What the task requires »
Word for word, give the entries back.

Website and app data records »

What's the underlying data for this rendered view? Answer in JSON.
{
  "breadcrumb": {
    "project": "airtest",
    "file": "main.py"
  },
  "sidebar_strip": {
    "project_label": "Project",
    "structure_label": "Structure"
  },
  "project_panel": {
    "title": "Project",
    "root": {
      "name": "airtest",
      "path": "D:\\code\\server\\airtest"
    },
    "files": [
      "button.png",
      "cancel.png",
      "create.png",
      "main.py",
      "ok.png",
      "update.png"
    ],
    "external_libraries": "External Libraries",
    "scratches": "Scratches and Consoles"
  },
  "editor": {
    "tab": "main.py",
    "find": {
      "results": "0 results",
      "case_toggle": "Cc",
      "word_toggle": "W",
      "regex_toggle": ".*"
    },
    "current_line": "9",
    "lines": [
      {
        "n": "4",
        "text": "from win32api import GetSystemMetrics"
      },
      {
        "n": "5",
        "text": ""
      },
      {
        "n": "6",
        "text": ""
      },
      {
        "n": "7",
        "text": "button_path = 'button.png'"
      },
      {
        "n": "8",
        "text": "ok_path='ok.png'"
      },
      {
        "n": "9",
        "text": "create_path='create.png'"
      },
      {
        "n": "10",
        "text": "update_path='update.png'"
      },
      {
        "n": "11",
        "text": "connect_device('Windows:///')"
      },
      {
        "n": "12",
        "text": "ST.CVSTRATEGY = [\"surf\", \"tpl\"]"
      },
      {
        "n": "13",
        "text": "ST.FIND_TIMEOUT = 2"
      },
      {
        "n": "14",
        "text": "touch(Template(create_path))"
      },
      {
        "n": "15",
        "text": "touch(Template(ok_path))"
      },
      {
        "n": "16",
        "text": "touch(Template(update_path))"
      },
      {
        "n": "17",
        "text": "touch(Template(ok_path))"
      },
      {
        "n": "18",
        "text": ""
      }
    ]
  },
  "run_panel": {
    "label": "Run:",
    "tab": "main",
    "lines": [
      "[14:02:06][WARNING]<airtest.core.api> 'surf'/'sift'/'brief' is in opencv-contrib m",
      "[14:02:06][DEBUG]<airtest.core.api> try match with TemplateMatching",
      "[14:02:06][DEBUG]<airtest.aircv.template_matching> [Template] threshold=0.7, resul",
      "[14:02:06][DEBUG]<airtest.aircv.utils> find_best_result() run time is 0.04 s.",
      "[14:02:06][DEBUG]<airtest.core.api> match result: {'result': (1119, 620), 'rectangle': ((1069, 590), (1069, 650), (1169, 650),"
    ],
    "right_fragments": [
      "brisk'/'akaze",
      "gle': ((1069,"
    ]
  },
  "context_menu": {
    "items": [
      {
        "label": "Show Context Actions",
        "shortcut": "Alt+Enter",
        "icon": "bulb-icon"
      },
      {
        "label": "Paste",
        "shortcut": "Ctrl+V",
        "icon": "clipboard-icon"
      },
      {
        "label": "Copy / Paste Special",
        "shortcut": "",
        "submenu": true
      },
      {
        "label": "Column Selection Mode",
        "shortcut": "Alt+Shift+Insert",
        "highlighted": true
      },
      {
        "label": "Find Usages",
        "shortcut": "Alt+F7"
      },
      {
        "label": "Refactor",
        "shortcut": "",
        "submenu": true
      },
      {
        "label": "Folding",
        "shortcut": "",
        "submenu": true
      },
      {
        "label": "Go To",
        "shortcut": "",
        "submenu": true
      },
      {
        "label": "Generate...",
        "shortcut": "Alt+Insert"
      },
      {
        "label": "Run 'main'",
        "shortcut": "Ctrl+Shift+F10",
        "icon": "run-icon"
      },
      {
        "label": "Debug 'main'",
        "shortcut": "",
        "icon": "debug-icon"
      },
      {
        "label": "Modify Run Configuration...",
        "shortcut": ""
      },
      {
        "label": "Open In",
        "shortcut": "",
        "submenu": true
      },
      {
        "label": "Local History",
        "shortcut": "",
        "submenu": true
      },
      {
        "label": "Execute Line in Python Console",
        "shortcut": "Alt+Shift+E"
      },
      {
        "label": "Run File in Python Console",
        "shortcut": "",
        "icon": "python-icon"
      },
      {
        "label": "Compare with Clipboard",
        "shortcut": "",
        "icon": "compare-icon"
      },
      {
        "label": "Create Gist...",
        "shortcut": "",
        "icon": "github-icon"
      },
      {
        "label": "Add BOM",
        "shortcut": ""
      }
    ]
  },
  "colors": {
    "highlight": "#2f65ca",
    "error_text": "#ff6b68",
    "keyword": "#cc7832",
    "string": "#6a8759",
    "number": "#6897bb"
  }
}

Solution to this problem »
What's the underlying data for this rendered view? Answer in JSON.
{
  "breadcrumb": {
    "project": "airtest",
    "file": "main.py"
  },
  "sidebar_strip": {
    "project_label": "Project",
    "structure_label": "Structure"
  },
  "project_panel": {
    "title": "Project",
    "root": {
      "name": "airtest",
      "path": "D:\\code\\server\\airtest"
    },
    "files": [
      "button.png",
      "cancel.png",
      "create.png",
      "main.py",
      "ok.png",
      "update.png"
    ],
    "external_libraries": "External Libraries",
    "scratches": "Scratches and Consoles"
  },
  "editor": {
    "tab": "main.py",
    "find": {
      "results": "0 results",
      "case_toggle": "Cc",
      "word_toggle": "W",
      "regex_toggle": ".*"
    },
    "current_line": "9",
    "lines": [
      {
        "n": "4",
        "text": "from win32api import GetSystemMetrics"
      },
      {
        "n": "5",
        "text": ""
      },
      {
        "n": "6",
        "text": ""
      },
      {
        "n": "7",
        "text": "button_path = 'button.png'"
      },
      {
        "n": "8",
        "text": "ok_path='ok.png'"
      },
      {
        "n": "9",
        "text": "create_path='create.png'"
      },
      {
        "n": "10",
        "text": "update_path='update.png'"
      },
      {
        "n": "11",
        "text": "connect_device('Windows:///')"
      },
      {
        "n": "12",
        "text": "ST.CVSTRATEGY = [\"surf\", \"tpl\"]"
      },
      {
        "n": "13",
        "text": "ST.FIND_TIMEOUT = 2"
      },
      {
        "n": "14",
        "text": "touch(Template(create_path))"
      },
      {
        "n": "15",
        "text": "touch(Template(ok_path))"
      },
      {
        "n": "16",
        "text": "touch(Template(update_path))"
      },
      {
        "n": "17",
        "text": "touch(Template(ok_path))"
      },
      {
        "n": "18",
        "text": ""
      }
    ]
  },
  "run_panel": {
    "label": "Run:",
    "tab": "main",
    "lines": [
      "[14:02:06][WARNING]<airtest.core.api> 'surf'/'sift'/'brief' is in opencv-contrib m",
      "[14:02:06][DEBUG]<airtest.core.api> try match with TemplateMatching",
      "[14:02:06][DEBUG]<airtest.aircv.template_matching> [Template] threshold=0.7, resul",
      "[14:02:06][DEBUG]<airtest.aircv.utils> find_best_result() run time is 0.04 s.",
      "[14:02:06][DEBUG]<airtest.core.api> match result: {'result': (1119, 620), 'rectangle': ((1069, 590), (1069, 650), (1169, 650),"
    ],
    "right_fragments": [
      "brisk'/'akaze",
      "gle': ((1069,"
    ]
  },
  "context_menu": {
    "items": [
      {
        "label": "Show Context Actions",
        "shortcut": "Alt+Enter",
        "icon": "bulb-icon"
      },
      {
        "label": "Paste",
        "shortcut": "Ctrl+V",
        "icon": "clipboard-icon"
      },
      {
        "label": "Copy / Paste Special",
        "shortcut": "",
        "submenu": true
      },
      {
        "label": "Column Selection Mode",
        "shortcut": "Alt+Shift+Insert",
        "highlighted": true
      },
      {
        "label": "Find Usages",
        "shortcut": "Alt+F7"
      },
      {
        "label": "Refactor",
        "shortcut": "",
        "submenu": true
      },
      {
        "label": "Folding",
        "shortcut": "",
        "submenu": true
      },
      {
        "label": "Go To",
        "shortcut": "",
        "submenu": true
      },
      {
        "label": "Generate...",
        "shortcut": "Alt+Insert"
      },
      {
        "label": "Run 'main'",
        "shortcut": "Ctrl+Shift+F10",
        "icon": "run-icon"
      },
      {
        "label": "Debug 'main'",
        "shortcut": "",
        "icon": "debug-icon"
      },
      {
        "label": "Modify Run Configuration...",
        "shortcut": ""
      },
      {
        "label": "Open In",
        "shortcut": "",
        "submenu": true
      },
      {
        "label": "Local History",
        "shortcut": "",
        "submenu": true
      },
      {
        "label": "Execute Line in Python Console",
        "shortcut": "Alt+Shift+E"
      },
      {
        "label": "Run File in Python Console",
        "shortcut": "",
        "icon": "python-icon"
      },
      {
        "label": "Compare with Clipboard",
        "shortcut": "",
        "icon": "compare-icon"
      },
      {
        "label": "Create Gist...",
        "shortcut": "",
        "icon": "github-icon"
      },
      {
        "label": "Add BOM",
        "shortcut": ""
      }
    ]
  },
  "colors": {
    "highlight": "#2f65ca",
    "error_text": "#ff6b68",
    "keyword": "#cc7832",
    "string": "#6a8759",
    "number": "#6897bb"
  }
}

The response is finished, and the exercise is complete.